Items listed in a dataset
# # #

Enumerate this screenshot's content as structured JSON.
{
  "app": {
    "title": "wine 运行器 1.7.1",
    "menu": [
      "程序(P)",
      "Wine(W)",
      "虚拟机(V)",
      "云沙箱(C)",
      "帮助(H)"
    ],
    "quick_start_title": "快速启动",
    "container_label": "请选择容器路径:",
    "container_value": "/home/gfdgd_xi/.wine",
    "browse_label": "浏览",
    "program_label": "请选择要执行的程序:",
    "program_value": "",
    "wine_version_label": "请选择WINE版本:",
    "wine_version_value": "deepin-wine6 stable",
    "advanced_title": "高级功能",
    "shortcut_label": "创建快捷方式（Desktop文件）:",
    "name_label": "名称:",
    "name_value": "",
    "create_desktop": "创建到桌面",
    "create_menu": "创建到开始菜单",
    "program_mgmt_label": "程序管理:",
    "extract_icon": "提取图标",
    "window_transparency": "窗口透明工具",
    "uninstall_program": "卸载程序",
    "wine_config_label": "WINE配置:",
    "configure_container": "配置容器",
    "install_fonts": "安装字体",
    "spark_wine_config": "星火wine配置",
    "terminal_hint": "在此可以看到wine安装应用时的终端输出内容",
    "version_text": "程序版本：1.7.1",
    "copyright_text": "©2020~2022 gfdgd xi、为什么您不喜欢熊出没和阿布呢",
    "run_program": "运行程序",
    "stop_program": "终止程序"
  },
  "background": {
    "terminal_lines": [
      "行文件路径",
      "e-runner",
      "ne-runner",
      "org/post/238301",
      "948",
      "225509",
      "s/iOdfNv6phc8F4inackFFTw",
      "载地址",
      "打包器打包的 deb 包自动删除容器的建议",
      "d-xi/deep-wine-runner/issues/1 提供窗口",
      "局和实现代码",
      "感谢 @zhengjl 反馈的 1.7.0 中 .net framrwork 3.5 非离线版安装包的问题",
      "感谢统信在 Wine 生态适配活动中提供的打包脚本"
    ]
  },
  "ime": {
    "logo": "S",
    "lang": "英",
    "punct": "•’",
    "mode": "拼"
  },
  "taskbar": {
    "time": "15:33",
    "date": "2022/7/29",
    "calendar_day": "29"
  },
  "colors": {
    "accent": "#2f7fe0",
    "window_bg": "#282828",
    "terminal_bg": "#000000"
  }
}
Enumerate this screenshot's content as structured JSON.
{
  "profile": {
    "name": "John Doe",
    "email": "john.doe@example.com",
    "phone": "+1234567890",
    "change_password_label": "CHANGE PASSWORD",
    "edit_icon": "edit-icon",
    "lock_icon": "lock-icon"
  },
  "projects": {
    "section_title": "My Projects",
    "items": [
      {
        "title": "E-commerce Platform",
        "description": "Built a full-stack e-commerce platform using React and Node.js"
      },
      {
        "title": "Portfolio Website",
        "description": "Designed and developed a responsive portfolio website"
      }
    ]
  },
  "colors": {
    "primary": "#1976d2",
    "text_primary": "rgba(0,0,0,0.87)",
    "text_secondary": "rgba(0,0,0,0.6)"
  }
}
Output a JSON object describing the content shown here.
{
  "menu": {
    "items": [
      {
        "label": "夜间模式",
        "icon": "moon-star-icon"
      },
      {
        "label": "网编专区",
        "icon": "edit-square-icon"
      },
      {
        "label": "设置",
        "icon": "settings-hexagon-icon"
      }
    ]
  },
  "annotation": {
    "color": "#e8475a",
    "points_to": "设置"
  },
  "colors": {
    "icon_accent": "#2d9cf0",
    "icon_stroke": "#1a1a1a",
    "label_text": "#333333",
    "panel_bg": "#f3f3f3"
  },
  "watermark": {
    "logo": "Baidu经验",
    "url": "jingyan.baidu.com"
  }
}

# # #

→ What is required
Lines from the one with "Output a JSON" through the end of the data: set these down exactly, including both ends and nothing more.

→ Finished exercise
Output a JSON object describing the content shown here.
{
  "menu": {
    "items": [
      {
        "label": "夜间模式",
        "icon": "moon-star-icon"
      },
      {
        "label": "网编专区",
        "icon": "edit-square-icon"
      },
      {
        "label": "设置",
        "icon": "settings-hexagon-icon"
      }
    ]
  },
  "annotation": {
    "color": "#e8475a",
    "points_to": "设置"
  },
  "colors": {
    "icon_accent": "#2d9cf0",
    "icon_stroke": "#1a1a1a",
    "label_text": "#333333",
    "panel_bg": "#f3f3f3"
  },
  "watermark": {
    "logo": "Baidu经验",
    "url": "jingyan.baidu.com"
  }
}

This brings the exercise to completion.